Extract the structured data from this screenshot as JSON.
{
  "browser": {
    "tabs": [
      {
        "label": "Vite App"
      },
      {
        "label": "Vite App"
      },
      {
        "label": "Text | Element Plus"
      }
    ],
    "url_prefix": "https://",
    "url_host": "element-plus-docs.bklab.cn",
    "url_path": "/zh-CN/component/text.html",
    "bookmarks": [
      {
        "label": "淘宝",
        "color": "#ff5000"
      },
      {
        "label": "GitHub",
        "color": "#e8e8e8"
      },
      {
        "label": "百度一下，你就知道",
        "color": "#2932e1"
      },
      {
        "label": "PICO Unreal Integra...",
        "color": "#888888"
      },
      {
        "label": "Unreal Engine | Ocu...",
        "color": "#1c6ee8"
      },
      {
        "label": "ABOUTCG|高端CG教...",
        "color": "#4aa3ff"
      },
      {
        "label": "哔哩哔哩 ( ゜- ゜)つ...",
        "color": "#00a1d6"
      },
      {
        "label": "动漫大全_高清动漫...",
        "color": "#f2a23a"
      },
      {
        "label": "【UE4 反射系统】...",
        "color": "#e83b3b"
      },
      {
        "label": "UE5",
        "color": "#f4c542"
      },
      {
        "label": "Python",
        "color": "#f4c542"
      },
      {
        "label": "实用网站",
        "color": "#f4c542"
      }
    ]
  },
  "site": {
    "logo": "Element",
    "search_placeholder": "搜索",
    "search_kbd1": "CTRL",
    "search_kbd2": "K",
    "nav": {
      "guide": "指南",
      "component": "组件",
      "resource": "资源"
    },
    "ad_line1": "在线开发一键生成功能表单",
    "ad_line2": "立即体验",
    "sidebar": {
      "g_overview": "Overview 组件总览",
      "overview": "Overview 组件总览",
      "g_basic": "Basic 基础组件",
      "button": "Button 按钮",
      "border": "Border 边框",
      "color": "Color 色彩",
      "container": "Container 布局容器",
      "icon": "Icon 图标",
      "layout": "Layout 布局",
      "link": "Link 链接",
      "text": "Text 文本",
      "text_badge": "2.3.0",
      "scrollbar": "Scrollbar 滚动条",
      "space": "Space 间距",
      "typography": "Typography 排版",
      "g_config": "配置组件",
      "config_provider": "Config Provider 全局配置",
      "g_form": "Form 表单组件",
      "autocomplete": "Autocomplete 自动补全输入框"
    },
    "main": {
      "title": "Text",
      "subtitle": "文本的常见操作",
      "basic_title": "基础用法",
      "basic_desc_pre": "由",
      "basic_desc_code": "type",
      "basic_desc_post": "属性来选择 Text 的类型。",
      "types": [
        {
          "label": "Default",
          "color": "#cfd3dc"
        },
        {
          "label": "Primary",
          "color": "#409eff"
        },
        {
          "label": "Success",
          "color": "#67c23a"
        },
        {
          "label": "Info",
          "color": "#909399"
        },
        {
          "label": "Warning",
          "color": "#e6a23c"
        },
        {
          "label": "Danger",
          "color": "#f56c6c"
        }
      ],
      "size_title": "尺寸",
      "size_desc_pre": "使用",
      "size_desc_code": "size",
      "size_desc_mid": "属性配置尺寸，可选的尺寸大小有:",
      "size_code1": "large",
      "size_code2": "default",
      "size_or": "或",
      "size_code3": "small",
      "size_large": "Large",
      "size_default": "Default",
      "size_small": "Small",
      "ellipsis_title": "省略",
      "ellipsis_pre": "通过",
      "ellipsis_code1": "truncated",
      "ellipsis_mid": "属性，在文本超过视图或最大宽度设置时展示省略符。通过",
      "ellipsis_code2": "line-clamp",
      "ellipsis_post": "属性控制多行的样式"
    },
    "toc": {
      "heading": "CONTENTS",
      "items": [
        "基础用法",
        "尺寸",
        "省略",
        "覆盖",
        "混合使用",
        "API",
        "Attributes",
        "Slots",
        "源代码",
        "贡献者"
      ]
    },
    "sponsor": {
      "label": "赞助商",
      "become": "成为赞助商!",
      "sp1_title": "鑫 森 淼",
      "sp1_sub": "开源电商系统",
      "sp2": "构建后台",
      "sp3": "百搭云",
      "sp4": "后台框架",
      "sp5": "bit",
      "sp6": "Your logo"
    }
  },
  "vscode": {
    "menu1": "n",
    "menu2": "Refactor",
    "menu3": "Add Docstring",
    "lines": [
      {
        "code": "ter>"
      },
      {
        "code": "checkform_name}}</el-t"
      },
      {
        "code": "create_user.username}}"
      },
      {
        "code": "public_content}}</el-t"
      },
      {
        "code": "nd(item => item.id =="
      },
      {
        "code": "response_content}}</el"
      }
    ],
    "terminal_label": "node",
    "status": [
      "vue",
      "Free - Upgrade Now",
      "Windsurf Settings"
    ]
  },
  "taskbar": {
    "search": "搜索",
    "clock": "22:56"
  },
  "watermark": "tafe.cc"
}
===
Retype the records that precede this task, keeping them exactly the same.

- RESPONSE BOX:
Extract the structured data from this screenshot as JSON.
{
  "browser": {
    "tabs": [
      {
        "label": "Vite App"
      },
      {
        "label": "Vite App"
      },
      {
        "label": "Text | Element Plus"
      }
    ],
    "url_prefix": "https://",
    "url_host": "element-plus-docs.bklab.cn",
    "url_path": "/zh-CN/component/text.html",
    "bookmarks": [
      {
        "label": "淘宝",
        "color": "#ff5000"
      },
      {
        "label": "GitHub",
        "color": "#e8e8e8"
      },
      {
        "label": "百度一下，你就知道",
        "color": "#2932e1"
      },
      {
        "label": "PICO Unreal Integra...",
        "color": "#888888"
      },
      {
        "label": "Unreal Engine | Ocu...",
        "color": "#1c6ee8"
      },
      {
        "label": "ABOUTCG|高端CG教...",
        "color": "#4aa3ff"
      },
      {
        "label": "哔哩哔哩 ( ゜- ゜)つ...",
        "color": "#00a1d6"
      },
      {
        "label": "动漫大全_高清动漫...",
        "color": "#f2a23a"
      },
      {
        "label": "【UE4 反射系统】...",
        "color": "#e83b3b"
      },
      {
        "label": "UE5",
        "color": "#f4c542"
      },
      {
        "label": "Python",
        "color": "#f4c542"
      },
      {
        "label": "实用网站",
        "color": "#f4c542"
      }
    ]
  },
  "site": {
    "logo": "Element",
    "search_placeholder": "搜索",
    "search_kbd1": "CTRL",
    "search_kbd2": "K",
    "nav": {
      "guide": "指南",
      "component": "组件",
      "resource": "资源"
    },
    "ad_line1": "在线开发一键生成功能表单",
    "ad_line2": "立即体验",
    "sidebar": {
      "g_overview": "Overview 组件总览",
      "overview": "Overview 组件总览",
      "g_basic": "Basic 基础组件",
      "button": "Button 按钮",
      "border": "Border 边框",
      "color": "Color 色彩",
      "container": "Container 布局容器",
      "icon": "Icon 图标",
      "layout": "Layout 布局",
      "link": "Link 链接",
      "text": "Text 文本",
      "text_badge": "2.3.0",
      "scrollbar": "Scrollbar 滚动条",
      "space": "Space 间距",
      "typography": "Typography 排版",
      "g_config": "配置组件",
      "config_provider": "Config Provider 全局配置",
      "g_form": "Form 表单组件",
      "autocomplete": "Autocomplete 自动补全输入框"
    },
    "main": {
      "title": "Text",
      "subtitle": "文本的常见操作",
      "basic_title": "基础用法",
      "basic_desc_pre": "由",
      "basic_desc_code": "type",
      "basic_desc_post": "属性来选择 Text 的类型。",
      "types": [
        {
          "label": "Default",
          "color": "#cfd3dc"
        },
        {
          "label": "Primary",
          "color": "#409eff"
        },
        {
          "label": "Success",
          "color": "#67c23a"
        },
        {
          "label": "Info",
          "color": "#909399"
        },
        {
          "label": "Warning",
          "color": "#e6a23c"
        },
        {
          "label": "Danger",
          "color": "#f56c6c"
        }
      ],
      "size_title": "尺寸",
      "size_desc_pre": "使用",
      "size_desc_code": "size",
      "size_desc_mid": "属性配置尺寸，可选的尺寸大小有:",
      "size_code1": "large",
      "size_code2": "default",
      "size_or": "或",
      "size_code3": "small",
      "size_large": "Large",
      "size_default": "Default",
      "size_small": "Small",
      "ellipsis_title": "省略",
      "ellipsis_pre": "通过",
      "ellipsis_code1": "truncated",
      "ellipsis_mid": "属性，在文本超过视图或最大宽度设置时展示省略符。通过",
      "ellipsis_code2": "line-clamp",
      "ellipsis_post": "属性控制多行的样式"
    },
    "toc": {
      "heading": "CONTENTS",
      "items": [
        "基础用法",
        "尺寸",
        "省略",
        "覆盖",
        "混合使用",
        "API",
        "Attributes",
        "Slots",
        "源代码",
        "贡献者"
      ]
    },
    "sponsor": {
      "label": "赞助商",
      "become": "成为赞助商!",
      "sp1_title": "鑫 森 淼",
      "sp1_sub": "开源电商系统",
      "sp2": "构建后台",
      "sp3": "百搭云",
      "sp4": "后台框架",
      "sp5": "bit",
      "sp6": "Your logo"
    }
  },
  "vscode": {
    "menu1": "n",
    "menu2": "Refactor",
    "menu3": "Add Docstring",
    "lines": [
      {
        "code": "ter>"
      },
      {
        "code": "checkform_name}}</el-t"
      },
      {
        "code": "create_user.username}}"
      },
      {
        "code": "public_content}}</el-t"
      },
      {
        "code": "nd(item => item.id =="
      },
      {
        "code": "response_content}}</el"
      }
    ],
    "terminal_label": "node",
    "status": [
      "vue",
      "Free - Upgrade Now",
      "Windsurf Settings"
    ]
  },
  "taskbar": {
    "search": "搜索",
    "clock": "22:56"
  },
  "watermark": "tafe.cc"
}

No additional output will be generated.